  15. Robertson, D.R.: Field observations on the reproductive behaviour of a pomacentrid fish, Acanthochromis polyacanthus. Z. Tierpsychol. 32, 319–324 (1973)Google Scholar
  16. Russell, B.C.: Underwater observations on the reproductive activity of the demoiselle Chromis dispilus (Pisces: Pomacentridae). Mar. Biol. 10, 22–29 (1971)Google Scholar
  17. Sale, P.F.: Mechanisms of co-existence in a guild of territorial. fishes at Heron Island. Proc. int. Symp. coral Reefs 1, 193–206 (1974). (Brisbane: Great Barrier Reef Committee)Google Scholar
  18. —: Patterns of use of space in a guild of territorial reef fishes. Mar. Biol. 29, 89–97 (1975)Google Scholar
  19. Stokes, A.W. (Ed.): Territory, XIII and 398 pp. Stroudsburg, Pa.: Dowden, Hutchinson & Ross 1974Google Scholar
  20. Swerdloff, S.N.: Behavioral observations on Eniwetok damselfishes (Pomacentridae: Chromis) with special reference to the spawning of Chromis caeruleus. Copeia 1970, 371–374 (1970)Google Scholar

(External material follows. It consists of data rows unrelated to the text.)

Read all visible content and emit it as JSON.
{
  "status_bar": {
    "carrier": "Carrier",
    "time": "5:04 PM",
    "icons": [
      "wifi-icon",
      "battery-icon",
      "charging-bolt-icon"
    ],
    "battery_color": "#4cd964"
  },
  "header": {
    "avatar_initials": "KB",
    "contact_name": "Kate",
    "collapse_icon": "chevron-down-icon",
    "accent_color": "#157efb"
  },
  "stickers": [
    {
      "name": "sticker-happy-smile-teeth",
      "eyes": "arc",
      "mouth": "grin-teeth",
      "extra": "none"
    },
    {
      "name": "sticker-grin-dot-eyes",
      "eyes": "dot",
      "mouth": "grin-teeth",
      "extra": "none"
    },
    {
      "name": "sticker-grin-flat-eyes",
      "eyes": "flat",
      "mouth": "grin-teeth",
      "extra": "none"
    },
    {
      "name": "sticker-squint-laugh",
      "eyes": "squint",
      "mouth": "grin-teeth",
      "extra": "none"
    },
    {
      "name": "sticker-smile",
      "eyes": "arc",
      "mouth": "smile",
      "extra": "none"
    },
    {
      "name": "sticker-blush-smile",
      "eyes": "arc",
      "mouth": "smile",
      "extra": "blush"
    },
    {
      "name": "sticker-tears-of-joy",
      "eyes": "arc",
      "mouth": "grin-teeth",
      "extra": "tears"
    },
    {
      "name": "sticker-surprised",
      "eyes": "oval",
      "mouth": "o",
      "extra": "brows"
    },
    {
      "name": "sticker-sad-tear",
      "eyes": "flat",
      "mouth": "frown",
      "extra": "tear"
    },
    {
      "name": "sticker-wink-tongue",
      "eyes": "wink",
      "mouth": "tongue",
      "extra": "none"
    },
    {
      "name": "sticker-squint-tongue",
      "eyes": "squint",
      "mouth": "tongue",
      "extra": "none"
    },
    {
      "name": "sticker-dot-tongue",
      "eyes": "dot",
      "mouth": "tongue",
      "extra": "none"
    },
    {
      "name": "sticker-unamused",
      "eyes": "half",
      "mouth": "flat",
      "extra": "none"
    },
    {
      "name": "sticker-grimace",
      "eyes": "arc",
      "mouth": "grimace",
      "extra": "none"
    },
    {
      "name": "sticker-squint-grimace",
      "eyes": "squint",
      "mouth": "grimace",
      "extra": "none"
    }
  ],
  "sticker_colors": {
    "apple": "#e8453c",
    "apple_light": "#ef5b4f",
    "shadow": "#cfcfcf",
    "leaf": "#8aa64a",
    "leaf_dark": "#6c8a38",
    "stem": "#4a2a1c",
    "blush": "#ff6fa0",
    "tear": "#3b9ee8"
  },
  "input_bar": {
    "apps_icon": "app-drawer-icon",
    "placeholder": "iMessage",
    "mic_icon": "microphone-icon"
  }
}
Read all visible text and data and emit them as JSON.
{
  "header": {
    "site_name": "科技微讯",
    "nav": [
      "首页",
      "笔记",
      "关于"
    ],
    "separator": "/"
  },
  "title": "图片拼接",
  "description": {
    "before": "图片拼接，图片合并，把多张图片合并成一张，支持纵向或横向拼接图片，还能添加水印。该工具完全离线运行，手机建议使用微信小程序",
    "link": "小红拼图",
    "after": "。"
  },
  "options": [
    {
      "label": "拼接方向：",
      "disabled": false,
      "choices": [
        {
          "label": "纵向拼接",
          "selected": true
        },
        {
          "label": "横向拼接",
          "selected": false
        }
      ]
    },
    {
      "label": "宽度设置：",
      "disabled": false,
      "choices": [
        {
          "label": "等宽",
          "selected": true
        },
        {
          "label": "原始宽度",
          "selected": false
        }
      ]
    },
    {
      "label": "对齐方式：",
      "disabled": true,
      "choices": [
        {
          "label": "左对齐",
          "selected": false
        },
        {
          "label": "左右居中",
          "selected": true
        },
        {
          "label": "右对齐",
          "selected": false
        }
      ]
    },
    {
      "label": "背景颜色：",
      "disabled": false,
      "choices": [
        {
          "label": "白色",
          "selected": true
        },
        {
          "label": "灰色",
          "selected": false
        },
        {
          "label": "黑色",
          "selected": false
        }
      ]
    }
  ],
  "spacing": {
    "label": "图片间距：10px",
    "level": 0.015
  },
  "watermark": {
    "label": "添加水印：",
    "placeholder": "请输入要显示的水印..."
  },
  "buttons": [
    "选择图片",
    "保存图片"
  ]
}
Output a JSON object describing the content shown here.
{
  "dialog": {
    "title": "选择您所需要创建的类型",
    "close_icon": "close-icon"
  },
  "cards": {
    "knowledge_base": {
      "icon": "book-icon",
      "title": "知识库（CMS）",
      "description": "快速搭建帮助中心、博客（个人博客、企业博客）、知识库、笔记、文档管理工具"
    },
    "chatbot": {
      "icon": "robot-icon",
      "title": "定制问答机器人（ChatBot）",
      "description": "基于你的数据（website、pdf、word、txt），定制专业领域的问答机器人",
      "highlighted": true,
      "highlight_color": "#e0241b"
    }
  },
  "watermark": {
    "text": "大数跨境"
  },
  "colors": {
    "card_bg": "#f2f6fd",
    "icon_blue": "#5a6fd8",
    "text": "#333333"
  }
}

Copyright information

© Springer-Verlag 1977

Authors and Affiliations

  • M. J. Moran
    • 1
  • P. F. Sale
    • 1
  1. 1.School of Biological SciencesThe University of SydneyAustralia

Personalised recommendations